So after I stopped working with the agency, they told me it’d be a good idea for me to teach again. They said, “Why not? You know how. You’ve done it before. It’s stable. It pays good money. Why wouldn’t you?”
So I took their advice. Why? I guess the social pressure got to me. Choosing a trusted profession, like teaching, was safe and more socially accepted by my family and friends.
In hindsight, I understand why my parents gave me this advice. They gave me advice based on their experiences and knowledge. And based on what they thought was best for me. But I learned, what they think is best for me isn’t what I need. I realized, though they didn’t understand what I wanted, I needed them to support me on my journey and trust that I’d figure it out.
How did I feel going back?
Initially, it was fine. Everything felt safe and familiar. But over time, I dreaded going to work.
Deep down, I knew this wasn’t where I wanted to be. That there had to be more to life than what I was doing. That life couldn’t be about going to a job I didn’t like every day. And that life couldn’t be about being surrounded by people who also hated their jobs, complained about it every day, and didn’t do anything to get out of it.
Do I regret going back?
No. I don’t regret it. Why? Because maybe it was what I needed.
I needed to go through another six months of teaching to commit to writing. To understand I’ve lost my passion for teaching (at least in a formal school setting). To understand I want to write full-time.
And to realize, no, I’m not opposed to working a 9-5. As long as the position is related to writing about topics I love. One where I can grow. One where I feel I’m bringing joy and value to the world inspiring others through my words and personal experiences.
People say a job doesn’t define you. That it doesn’t have to give you purpose. That you can do your job, but do something else for your purpose. But for me? That’s not possible. My job and purpose need to be the same.
After six months, August 18, 2023, was my last day.
What are my plans now?
First and foremost, to continue writing. To share my journey. Honestly, I don’t know where this writing thing will lead. I’m not even sure what I want out of it, what I’m hoping will come from it. All I know is if I never quit, something in my favour will happen. In the meantime, I will cold email companies and people I admire who I feel are aligned with my values.

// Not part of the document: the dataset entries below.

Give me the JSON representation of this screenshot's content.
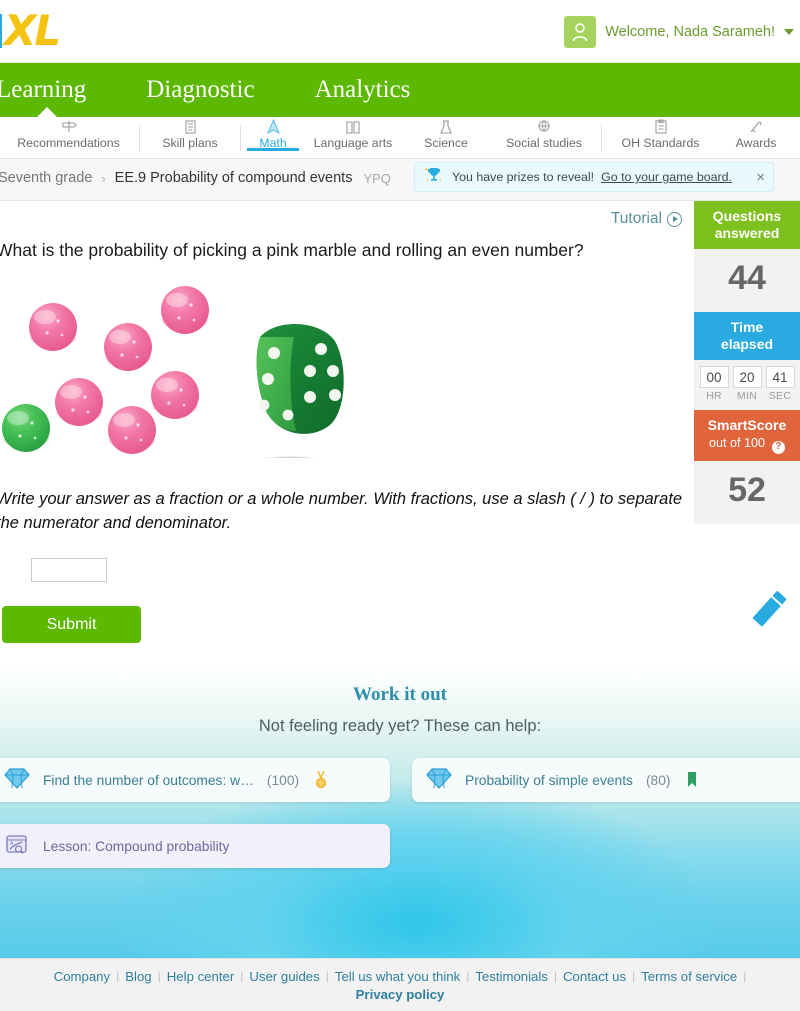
{
  "header": {
    "logo_i": "I",
    "logo_xl": "XL",
    "welcome": "Welcome, Nada Sarameh!",
    "avatar_icon": "user-avatar-icon",
    "caret_icon": "chevron-down-icon"
  },
  "mainnav": {
    "items": [
      {
        "label": "Learning",
        "active": true
      },
      {
        "label": "Diagnostic",
        "active": false
      },
      {
        "label": "Analytics",
        "active": false
      }
    ]
  },
  "subjectnav": {
    "items": [
      {
        "label": "Recommendations",
        "icon": "signpost-icon",
        "active": false
      },
      {
        "label": "Skill plans",
        "icon": "checklist-icon",
        "active": false
      },
      {
        "label": "Math",
        "icon": "compass-icon",
        "active": true
      },
      {
        "label": "Language arts",
        "icon": "open-book-icon",
        "active": false
      },
      {
        "label": "Science",
        "icon": "flask-icon",
        "active": false
      },
      {
        "label": "Social studies",
        "icon": "globe-icon",
        "active": false
      },
      {
        "label": "OH Standards",
        "icon": "clipboard-icon",
        "active": false
      },
      {
        "label": "Awards",
        "icon": "ribbon-icon",
        "active": false
      }
    ]
  },
  "breadcrumb": {
    "grade": "Seventh grade",
    "chevron": "›",
    "skill": "EE.9 Probability of compound events",
    "code": "YPQ"
  },
  "prize_banner": {
    "icon": "trophy-icon",
    "text": "You have prizes to reveal!",
    "link": "Go to your game board.",
    "close": "×"
  },
  "question": {
    "tutorial_label": "Tutorial",
    "tutorial_icon": "play-circle-icon",
    "prompt": "What is the probability of picking a pink marble and rolling an even number?",
    "instruction": "Write your answer as a fraction or a whole number. With fractions, use a slash ( / ) to separate the numerator and denominator.",
    "answer_value": "",
    "answer_placeholder": "",
    "submit_label": "Submit",
    "pencil_icon": "pencil-scratchpad-icon",
    "figure": {
      "name": "marbles-and-die-figure",
      "pink_marble_count": 6,
      "green_marble_count": 1,
      "die_color": "#1f8a3c",
      "pink_color": "#ef6ea0",
      "green_color": "#3cb44a"
    }
  },
  "rail": {
    "questions": {
      "title_line1": "Questions",
      "title_line2": "answered",
      "value": "44",
      "color": "#7ec11e"
    },
    "time": {
      "title_line1": "Time",
      "title_line2": "elapsed",
      "color": "#29abe2",
      "hr": "00",
      "min": "20",
      "sec": "41",
      "hr_label": "HR",
      "min_label": "MIN",
      "sec_label": "SEC"
    },
    "smartscore": {
      "title": "SmartScore",
      "subtitle": "out of 100",
      "help": "?",
      "value": "52",
      "color": "#e0643c"
    }
  },
  "workitout": {
    "title": "Work it out",
    "subtitle": "Not feeling ready yet? These can help:",
    "cards": [
      {
        "icon": "diamond-icon",
        "label": "Find the number of outcomes: w…",
        "count": "(100)",
        "badge": "gold-medal-icon"
      },
      {
        "icon": "diamond-icon",
        "label": "Probability of simple events",
        "count": "(80)",
        "badge": "green-ribbon-icon"
      },
      {
        "icon": "lesson-icon",
        "label": "Lesson: Compound probability",
        "count": "",
        "badge": ""
      }
    ]
  },
  "footer": {
    "links": [
      "Company",
      "Blog",
      "Help center",
      "User guides",
      "Tell us what you think",
      "Testimonials",
      "Contact us",
      "Terms of service"
    ],
    "separator": "|",
    "privacy": "Privacy policy"
  }
}
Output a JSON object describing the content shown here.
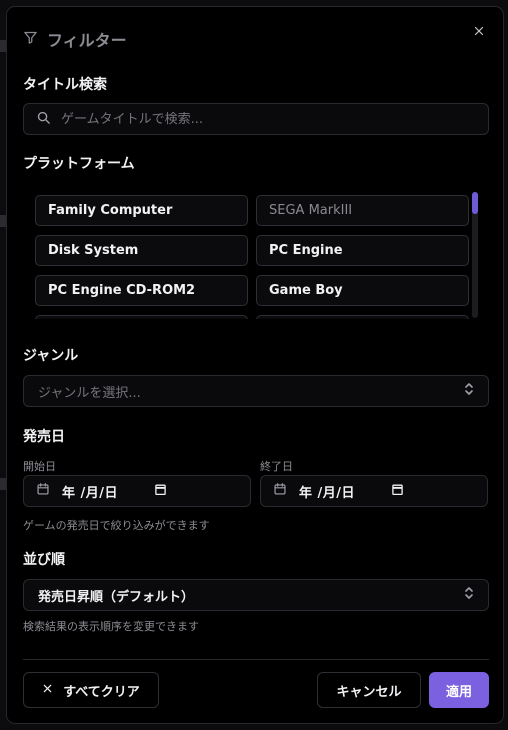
{
  "dialog": {
    "title": "フィルター",
    "close_icon": "close-icon"
  },
  "search": {
    "label": "タイトル検索",
    "placeholder": "ゲームタイトルで検索..."
  },
  "platform": {
    "label": "プラットフォーム",
    "items": [
      {
        "label": "Family Computer",
        "muted": false
      },
      {
        "label": "SEGA MarkIII",
        "muted": true
      },
      {
        "label": "Disk System",
        "muted": false
      },
      {
        "label": "PC Engine",
        "muted": false
      },
      {
        "label": "PC Engine CD-ROM2",
        "muted": false
      },
      {
        "label": "Game Boy",
        "muted": false
      }
    ]
  },
  "genre": {
    "label": "ジャンル",
    "placeholder": "ジャンルを選択..."
  },
  "release": {
    "label": "発売日",
    "start_label": "開始日",
    "end_label": "終了日",
    "start_value": "年 /月/日",
    "end_value": "年 /月/日",
    "helper": "ゲームの発売日で絞り込みができます"
  },
  "sort": {
    "label": "並び順",
    "value": "発売日昇順（デフォルト）",
    "helper": "検索結果の表示順序を変更できます"
  },
  "footer": {
    "clear_label": "すべてクリア",
    "cancel_label": "キャンセル",
    "apply_label": "適用"
  },
  "colors": {
    "accent": "#7b61e0",
    "background": "#000000",
    "border": "#2a2a30"
  }
}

P.S. I know I’m in a privileged position. I’m fortunate I have the option to move in with my parents before I embark on my next adventure in Europe. I’m fortunate I don’t have a home mortgage, car payments, pets, or much hindering me from taking a big risk. I’m simply writing and sharing my insights based on my personal experiences.